Within the data that follows, how many lines contain the word "desc"? Reply with only the number.

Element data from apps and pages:
------------------------

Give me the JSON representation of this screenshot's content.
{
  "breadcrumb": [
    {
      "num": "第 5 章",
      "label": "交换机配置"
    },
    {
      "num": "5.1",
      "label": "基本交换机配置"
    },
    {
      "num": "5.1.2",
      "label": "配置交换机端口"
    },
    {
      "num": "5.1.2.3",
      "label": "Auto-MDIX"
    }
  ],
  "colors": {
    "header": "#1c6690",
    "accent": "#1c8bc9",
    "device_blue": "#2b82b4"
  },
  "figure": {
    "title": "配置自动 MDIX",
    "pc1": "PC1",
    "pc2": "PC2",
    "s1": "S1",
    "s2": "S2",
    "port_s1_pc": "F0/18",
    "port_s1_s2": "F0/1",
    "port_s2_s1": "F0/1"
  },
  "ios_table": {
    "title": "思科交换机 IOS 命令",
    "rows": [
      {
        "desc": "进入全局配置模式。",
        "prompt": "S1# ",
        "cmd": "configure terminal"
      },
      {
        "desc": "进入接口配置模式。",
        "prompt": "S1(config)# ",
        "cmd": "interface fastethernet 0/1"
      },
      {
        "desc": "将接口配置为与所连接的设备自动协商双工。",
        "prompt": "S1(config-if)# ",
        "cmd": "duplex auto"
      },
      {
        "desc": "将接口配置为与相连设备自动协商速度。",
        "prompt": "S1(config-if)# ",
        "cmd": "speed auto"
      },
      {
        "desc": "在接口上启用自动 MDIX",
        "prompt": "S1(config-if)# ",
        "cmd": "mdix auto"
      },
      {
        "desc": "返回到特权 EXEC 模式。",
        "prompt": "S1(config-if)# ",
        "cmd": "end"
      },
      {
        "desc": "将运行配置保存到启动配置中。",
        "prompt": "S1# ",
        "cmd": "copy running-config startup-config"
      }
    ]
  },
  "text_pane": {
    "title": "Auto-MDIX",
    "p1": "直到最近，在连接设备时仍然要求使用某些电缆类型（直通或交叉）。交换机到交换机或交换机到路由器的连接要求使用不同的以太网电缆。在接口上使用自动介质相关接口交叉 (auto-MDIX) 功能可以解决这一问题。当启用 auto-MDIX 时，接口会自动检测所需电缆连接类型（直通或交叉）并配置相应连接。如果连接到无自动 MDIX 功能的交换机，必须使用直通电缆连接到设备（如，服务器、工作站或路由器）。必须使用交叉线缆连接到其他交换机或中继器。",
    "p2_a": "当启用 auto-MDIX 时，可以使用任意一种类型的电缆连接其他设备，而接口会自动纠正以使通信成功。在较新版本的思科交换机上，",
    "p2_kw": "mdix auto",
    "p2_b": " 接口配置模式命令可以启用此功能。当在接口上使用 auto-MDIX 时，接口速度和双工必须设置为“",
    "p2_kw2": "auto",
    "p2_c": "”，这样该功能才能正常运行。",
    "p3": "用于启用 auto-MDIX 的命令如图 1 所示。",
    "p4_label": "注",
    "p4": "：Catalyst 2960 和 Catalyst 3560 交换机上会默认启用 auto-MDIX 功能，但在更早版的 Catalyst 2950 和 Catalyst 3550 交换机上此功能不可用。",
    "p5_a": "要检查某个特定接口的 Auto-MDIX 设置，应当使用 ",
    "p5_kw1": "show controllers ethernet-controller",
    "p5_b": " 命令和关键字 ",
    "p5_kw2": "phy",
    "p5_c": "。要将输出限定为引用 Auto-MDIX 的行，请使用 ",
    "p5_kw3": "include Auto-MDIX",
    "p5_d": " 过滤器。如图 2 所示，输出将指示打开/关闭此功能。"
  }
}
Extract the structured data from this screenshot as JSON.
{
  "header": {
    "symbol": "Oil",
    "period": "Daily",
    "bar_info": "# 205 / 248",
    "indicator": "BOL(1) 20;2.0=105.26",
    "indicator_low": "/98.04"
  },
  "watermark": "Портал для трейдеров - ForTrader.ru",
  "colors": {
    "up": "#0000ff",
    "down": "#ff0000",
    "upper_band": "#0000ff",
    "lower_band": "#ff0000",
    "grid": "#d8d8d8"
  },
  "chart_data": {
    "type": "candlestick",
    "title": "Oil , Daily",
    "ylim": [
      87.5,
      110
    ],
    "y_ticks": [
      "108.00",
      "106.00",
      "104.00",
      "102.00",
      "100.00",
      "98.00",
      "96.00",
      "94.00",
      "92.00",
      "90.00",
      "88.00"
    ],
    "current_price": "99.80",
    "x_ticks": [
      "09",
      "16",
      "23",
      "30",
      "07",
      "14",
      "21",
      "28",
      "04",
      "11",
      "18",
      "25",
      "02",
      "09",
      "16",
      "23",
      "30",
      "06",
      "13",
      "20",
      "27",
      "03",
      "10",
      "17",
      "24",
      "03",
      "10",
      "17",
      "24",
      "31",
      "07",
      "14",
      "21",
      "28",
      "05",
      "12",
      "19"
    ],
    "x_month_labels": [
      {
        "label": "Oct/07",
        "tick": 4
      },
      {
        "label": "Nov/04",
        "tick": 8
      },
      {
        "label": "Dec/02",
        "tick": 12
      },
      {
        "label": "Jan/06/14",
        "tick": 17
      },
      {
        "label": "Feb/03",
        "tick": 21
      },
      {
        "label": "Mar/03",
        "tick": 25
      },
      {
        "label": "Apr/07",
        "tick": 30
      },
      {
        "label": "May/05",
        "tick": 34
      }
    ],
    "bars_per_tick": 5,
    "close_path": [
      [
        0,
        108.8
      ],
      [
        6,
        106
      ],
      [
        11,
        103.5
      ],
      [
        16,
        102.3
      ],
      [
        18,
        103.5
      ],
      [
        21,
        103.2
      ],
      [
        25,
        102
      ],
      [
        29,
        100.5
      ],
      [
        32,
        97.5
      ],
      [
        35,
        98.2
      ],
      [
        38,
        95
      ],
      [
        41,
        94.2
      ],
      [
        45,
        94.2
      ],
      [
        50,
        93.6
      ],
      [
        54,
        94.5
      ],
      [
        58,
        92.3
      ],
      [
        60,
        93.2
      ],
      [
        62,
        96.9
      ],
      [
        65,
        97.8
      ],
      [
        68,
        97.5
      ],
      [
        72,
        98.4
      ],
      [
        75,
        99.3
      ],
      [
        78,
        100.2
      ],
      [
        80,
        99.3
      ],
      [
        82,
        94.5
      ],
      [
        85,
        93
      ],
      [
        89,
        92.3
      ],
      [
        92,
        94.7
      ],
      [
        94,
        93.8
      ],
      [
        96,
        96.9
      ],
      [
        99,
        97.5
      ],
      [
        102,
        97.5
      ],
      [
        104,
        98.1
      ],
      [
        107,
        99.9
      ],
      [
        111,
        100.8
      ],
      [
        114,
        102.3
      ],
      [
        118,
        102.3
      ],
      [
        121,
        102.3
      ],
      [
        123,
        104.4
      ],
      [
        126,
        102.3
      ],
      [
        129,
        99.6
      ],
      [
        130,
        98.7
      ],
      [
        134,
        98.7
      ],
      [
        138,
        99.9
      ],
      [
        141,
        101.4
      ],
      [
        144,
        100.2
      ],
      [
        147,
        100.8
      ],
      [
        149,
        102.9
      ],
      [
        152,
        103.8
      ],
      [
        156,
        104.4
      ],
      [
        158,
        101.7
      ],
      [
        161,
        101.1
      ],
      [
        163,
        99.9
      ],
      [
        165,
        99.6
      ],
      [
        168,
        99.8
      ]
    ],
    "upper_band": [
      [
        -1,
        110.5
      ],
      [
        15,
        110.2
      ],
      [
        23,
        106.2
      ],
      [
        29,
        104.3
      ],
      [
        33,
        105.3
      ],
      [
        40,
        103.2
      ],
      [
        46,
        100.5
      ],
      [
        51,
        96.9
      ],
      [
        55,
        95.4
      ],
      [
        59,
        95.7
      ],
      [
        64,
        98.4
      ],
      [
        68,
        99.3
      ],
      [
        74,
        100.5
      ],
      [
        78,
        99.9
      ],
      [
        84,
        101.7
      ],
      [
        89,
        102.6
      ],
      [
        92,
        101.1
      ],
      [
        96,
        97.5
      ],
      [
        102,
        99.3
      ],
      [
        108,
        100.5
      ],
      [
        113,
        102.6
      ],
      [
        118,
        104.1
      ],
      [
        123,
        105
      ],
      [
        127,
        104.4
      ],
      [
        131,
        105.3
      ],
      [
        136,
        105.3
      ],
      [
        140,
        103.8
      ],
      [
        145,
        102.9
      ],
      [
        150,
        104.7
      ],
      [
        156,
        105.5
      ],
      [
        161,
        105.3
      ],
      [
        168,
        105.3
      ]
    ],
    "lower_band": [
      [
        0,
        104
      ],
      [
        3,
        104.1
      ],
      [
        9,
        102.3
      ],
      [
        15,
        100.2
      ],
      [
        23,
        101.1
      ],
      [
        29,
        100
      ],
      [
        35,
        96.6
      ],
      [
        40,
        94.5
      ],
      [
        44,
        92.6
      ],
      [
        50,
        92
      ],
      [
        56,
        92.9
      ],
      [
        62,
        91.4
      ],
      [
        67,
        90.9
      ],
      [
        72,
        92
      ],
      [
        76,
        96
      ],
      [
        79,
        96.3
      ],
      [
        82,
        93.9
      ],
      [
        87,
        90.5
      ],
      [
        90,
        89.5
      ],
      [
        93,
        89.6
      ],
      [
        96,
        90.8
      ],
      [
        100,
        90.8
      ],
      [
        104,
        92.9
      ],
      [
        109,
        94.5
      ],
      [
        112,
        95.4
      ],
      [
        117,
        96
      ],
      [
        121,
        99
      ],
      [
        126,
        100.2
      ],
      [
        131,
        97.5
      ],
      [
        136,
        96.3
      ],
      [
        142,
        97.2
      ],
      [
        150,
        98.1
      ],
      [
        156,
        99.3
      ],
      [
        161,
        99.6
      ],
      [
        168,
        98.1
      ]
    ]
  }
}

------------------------

### TASK SOLUTION:
7